Практична граматика англійської мови для першокурсників. Частина II: Навчально-методичний посібник з граматики, страница 3

Semantically the verb can be classified from different points of view. All the verbs can fall into several groups:

Group 1: Stative and Dynamic Verbs


Dynamic                                                                                 Stative

e.g.  to run, to walk, to dress                                      (also called “state” or “statal”)

 e.g.  to be, to see, to know

Most stative verbs describe a state rather than an action and therefore do not normally have continuous tenses.

e.g.  Do you know our new neighbours’ name? 

        Listen!  Do you hear anything strange?

Stative verbs include: 

1.  verbs which express likes and dislikes, wishes and emotions

to like              to love             to dislike         to enjoy          to detest         to prefer

to adore          to hate                        to want           to wish            to envy            to hope

to fear             to care           

            e.g.  Don’t lie to me! I hate when people lie.

                  What do you feel when you look at your neighbour’s new house?  – I envy them

2.  verbs of sense perception (verbs of senses )

to see              to hear              to smell         to taste           to sense          to sound         

to  feel

e.g. Jim must be at home.

       I can see his car parked outside.

3.  verbs of mental perception

  to know         to believe       to understand            to realize        to remember

  to forget       to notice        to recognize             to think           to seem

  to see (= understand)           to expect (=think)      to imagine       to suppose

e.g. I expect they will be late.

      Jack now realizes that a job like that was very difficult for him.

                             Do you believe now that I was right?

4.  verbs of possession

to have                        to belong         to own             to possess

e.g.  Do you know who this pictures belong to?

        My uncle owns a hotel.

5.  some other verbs such as

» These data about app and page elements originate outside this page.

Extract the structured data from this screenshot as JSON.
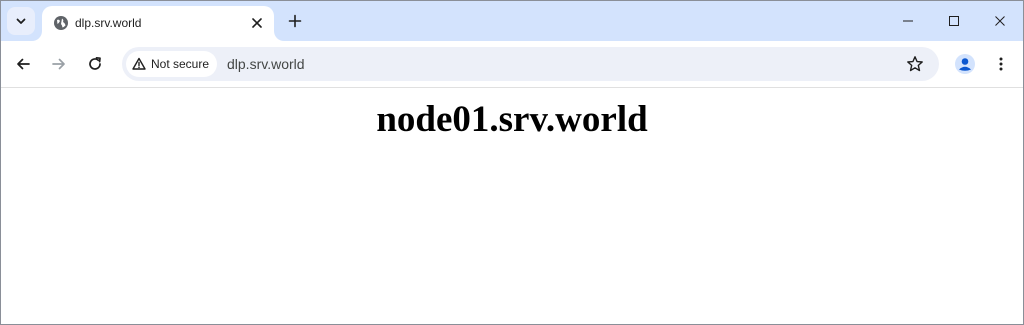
{
  "browser": {
    "tab": {
      "title": "dlp.srv.world"
    },
    "address_bar": {
      "security_label": "Not secure",
      "url": "dlp.srv.world"
    },
    "icons": {
      "tab_search": "chevron-down-icon",
      "favicon": "globe-icon",
      "tab_close": "close-icon",
      "new_tab": "plus-icon",
      "minimize": "minimize-icon",
      "maximize": "maximize-icon",
      "close_window": "close-icon",
      "back": "arrow-left-icon",
      "forward": "arrow-right-icon",
      "reload": "reload-icon",
      "security": "warning-triangle-icon",
      "bookmark": "star-icon",
      "profile": "person-icon",
      "menu": "kebab-menu-icon"
    },
    "colors": {
      "tabstrip": "#d3e3fd",
      "omnibox": "#edf0f8",
      "profile_accent": "#0b57d0"
    }
  },
  "page": {
    "heading": "node01.srv.world"
  }
}
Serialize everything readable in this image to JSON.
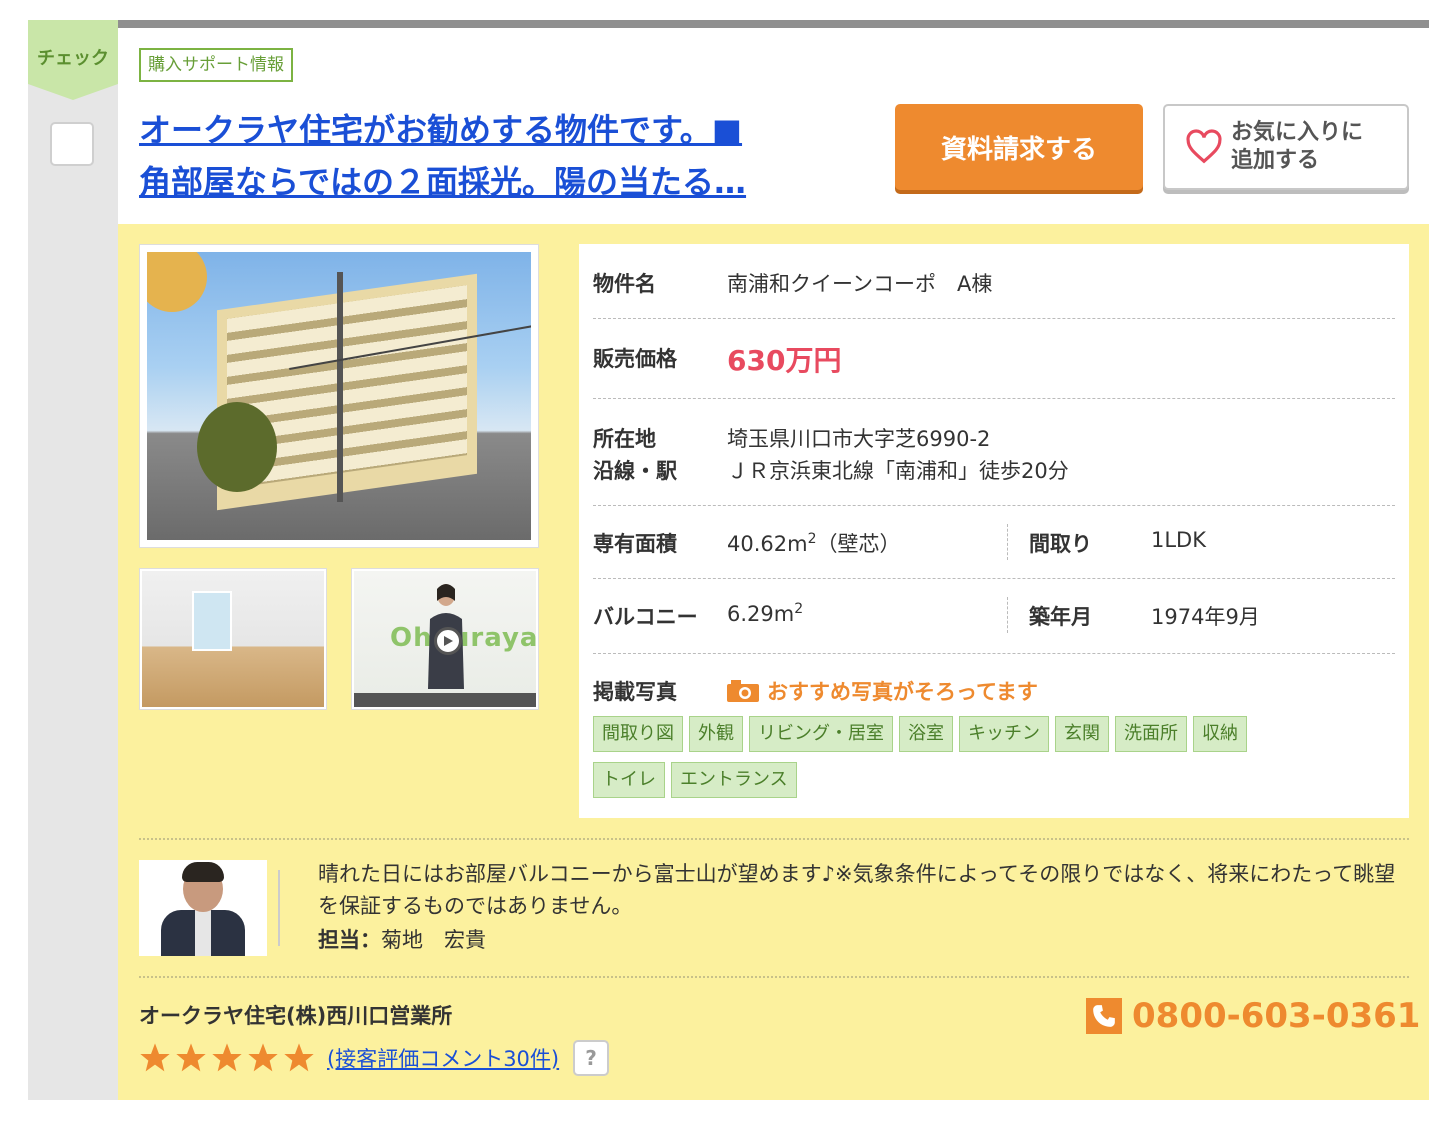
{
  "check": {
    "label": "チェック"
  },
  "header": {
    "support_badge": "購入サポート情報",
    "title_line1": "オークラヤ住宅がお勧めする物件です。■",
    "title_line2": "角部屋ならではの２面採光。陽の当たる…",
    "request_button": "資料請求する",
    "favorite_line1": "お気に入りに",
    "favorite_line2": "追加する"
  },
  "photos": {
    "video_brand": "Ohkuraya"
  },
  "details": {
    "name_label": "物件名",
    "name_value": "南浦和クイーンコーポ　A棟",
    "price_label": "販売価格",
    "price_value": "630万円",
    "address_label": "所在地",
    "address_value": "埼玉県川口市大字芝6990-2",
    "station_label": "沿線・駅",
    "station_value": "ＪＲ京浜東北線「南浦和」徒歩20分",
    "area_label": "専有面積",
    "area_value": "40.62m",
    "area_sup": "2",
    "area_suffix": "（壁芯）",
    "layout_label": "間取り",
    "layout_value": "1LDK",
    "balcony_label": "バルコニー",
    "balcony_value": "6.29m",
    "balcony_sup": "2",
    "built_label": "築年月",
    "built_value": "1974年9月",
    "photos_label": "掲載写真",
    "photos_note": "おすすめ写真がそろってます",
    "tags": [
      "間取り図",
      "外観",
      "リビング・居室",
      "浴室",
      "キッチン",
      "玄関",
      "洗面所",
      "収納",
      "トイレ",
      "エントランス"
    ]
  },
  "staff": {
    "comment": "晴れた日にはお部屋バルコニーから富士山が望めます♪※気象条件によってその限りではなく、将来にわたって眺望を保証するものではありません。",
    "tantou_label": "担当：",
    "tantou_name": "菊地　宏貴"
  },
  "footer": {
    "company": "オークラヤ住宅(株)西川口営業所",
    "rating_stars": 5,
    "review_link": "(接客評価コメント30件)",
    "help": "?",
    "phone": "0800-603-0361"
  },
  "colors": {
    "accent_orange": "#ee8a2f",
    "link_blue": "#1a4fd6",
    "price_red": "#e84a5f",
    "panel_yellow": "#fcf19e",
    "tag_green": "#d6ecc6"
  }
}
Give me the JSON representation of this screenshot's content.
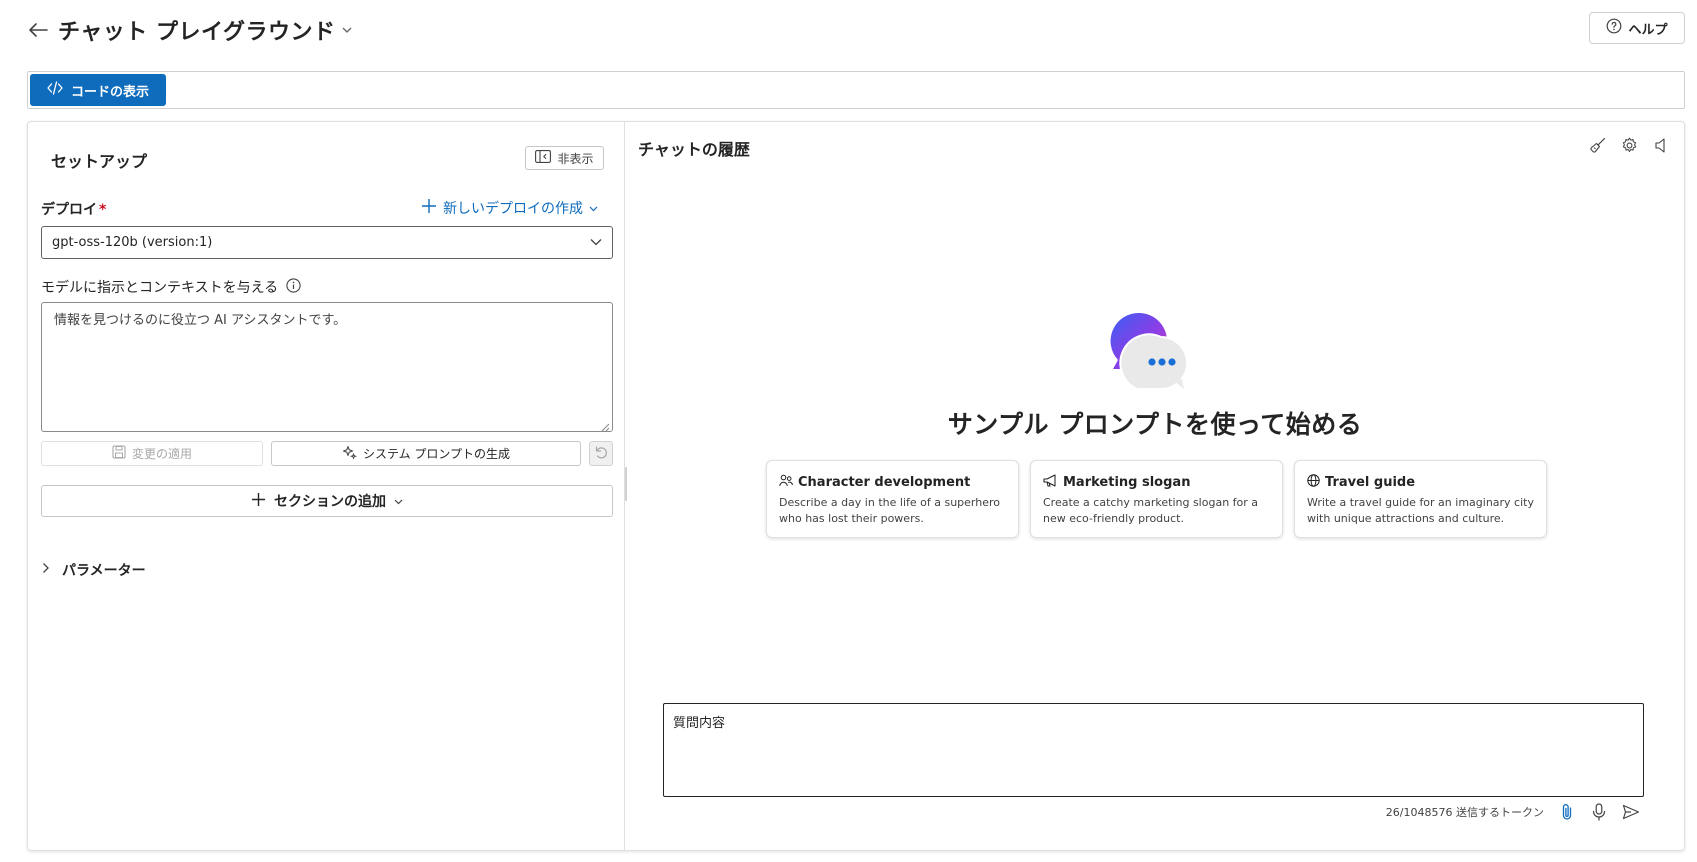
{
  "header": {
    "title": "チャット プレイグラウンド",
    "help_label": "ヘルプ"
  },
  "toolbar": {
    "view_code_label": "コードの表示"
  },
  "setup": {
    "title": "セットアップ",
    "hide_label": "非表示",
    "deploy_label": "デプロイ",
    "required_mark": "*",
    "new_deploy_label": "新しいデプロイの作成",
    "deploy_value": "gpt-oss-120b (version:1)",
    "instructions_label": "モデルに指示とコンテキストを与える",
    "instructions_value": "情報を見つけるのに役立つ AI アシスタントです。",
    "apply_label": "変更の適用",
    "generate_label": "システム プロンプトの生成",
    "add_section_label": "セクションの追加",
    "parameters_label": "パラメーター"
  },
  "chat": {
    "title": "チャットの履歴",
    "hero_title": "サンプル プロンプトを使って始める",
    "cards": [
      {
        "icon": "people-icon",
        "title": "Character development",
        "desc": "Describe a day in the life of a superhero who has lost their powers."
      },
      {
        "icon": "megaphone-icon",
        "title": "Marketing slogan",
        "desc": "Create a catchy marketing slogan for a new eco-friendly product."
      },
      {
        "icon": "globe-icon",
        "title": "Travel guide",
        "desc": "Write a travel guide for an imaginary city with unique attractions and culture."
      }
    ],
    "input_placeholder": "質問内容",
    "token_count": "26/1048576 送信するトークン"
  },
  "colors": {
    "accent": "#0f6cbd",
    "required": "#c50f1f"
  }
}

to be                to contain       to include        to fit               to need            to matter

to cost             to mean           to owe             to require       to weigh          to keep

                                    e.g. Martin owes me 15 dollars.

       This dress fits you perfectly.

       The bag costs a lot.


  • Some verbs can be either dynamic or stative according to the context, in which they are used,

e.g.       I can’t see anything, it’s too dark here. (a stative verb)

               I’m seeing Mary in the morning. (= I’m meeting her. – a dynamic verb)

·  The verb ‘to be’ used in indefinite aspect denotes a person’s character, occupation, age, etc, or a permanent state, while used in the continuous aspect means a person’s behaviour, a temporary situation, and is usually used with adjectives such as careful, silly, (im)polite, lazy, etc.)

e.g.  What are you doing at the moment? – I’m being lazy, just for a change.

      Stop talking back to me. You are being impolite.

·  The verb “to enjoy” can be used in the continuous aspect to express specific preference.

e.g. I'm enjoying this party a lot. (specific preference)

       I enjoy going to parties. (I enjoy parties in general.)

·  The verbs “to look” (when we refer to a person's appearance), “to feel” (= experience a particular emotion), “to hurt” and “to ache” can be used in either the continuous or simple tenses with no difference in meaning.

e.g. You look/are looking great today.

       How are you feeling today? = How do you feel today?

**TASK 1.  Translate the sentences below into your native language. Say if the verbs in them are stative or dynamic.